(Page and application data records)
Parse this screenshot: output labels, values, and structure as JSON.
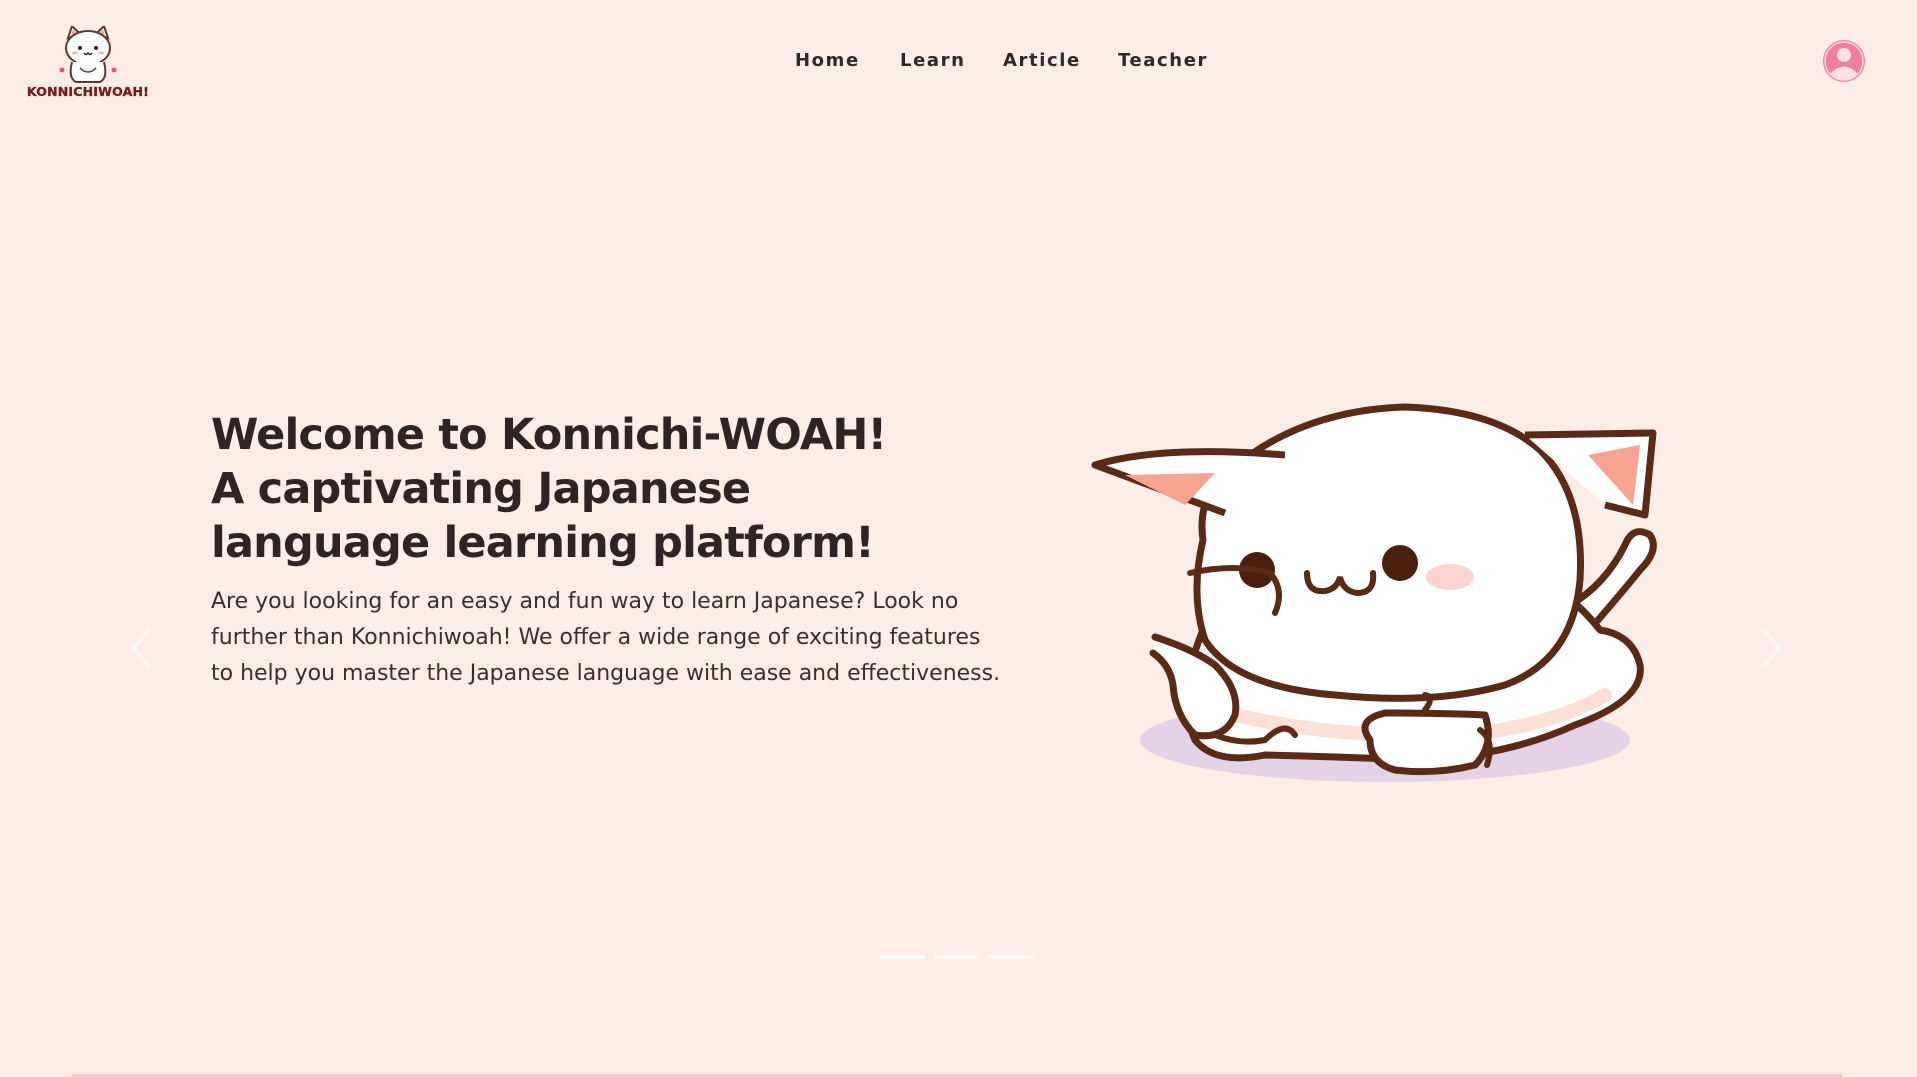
{
  "header": {
    "logo_text": "KONNICHIWOAH!",
    "nav": {
      "home": "Home",
      "learn": "Learn",
      "article": "Article",
      "teacher": "Teacher"
    },
    "account_icon": "user-circle-icon"
  },
  "hero": {
    "title_lines": [
      "Welcome to Konnichi-WOAH!",
      "A captivating Japanese",
      "language learning platform!"
    ],
    "description": "Are you looking for an easy and fun way to learn Japanese? Look no further than Konnichiwoah! We offer a wide range of exciting features to help you master the Japanese language with ease and effectiveness.",
    "illustration": "cat-lying-illustration"
  },
  "carousel": {
    "prev_icon": "chevron-left-icon",
    "next_icon": "chevron-right-icon",
    "slide_count": 3,
    "active_slide": 1
  },
  "colors": {
    "background": "#fcede6",
    "text": "#2e2424",
    "accent": "#f07f9c",
    "cat_outline": "#5a2a17"
  }
}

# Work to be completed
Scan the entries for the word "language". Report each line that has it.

# Output of the exercise
      "language learning platform!"
    "description": "Are you looking for an easy and fun way to learn Japanese? Look no further than Konnichiwoah! We offer a wide range of exciting features to help you master the Japanese language with ease and effectiveness.",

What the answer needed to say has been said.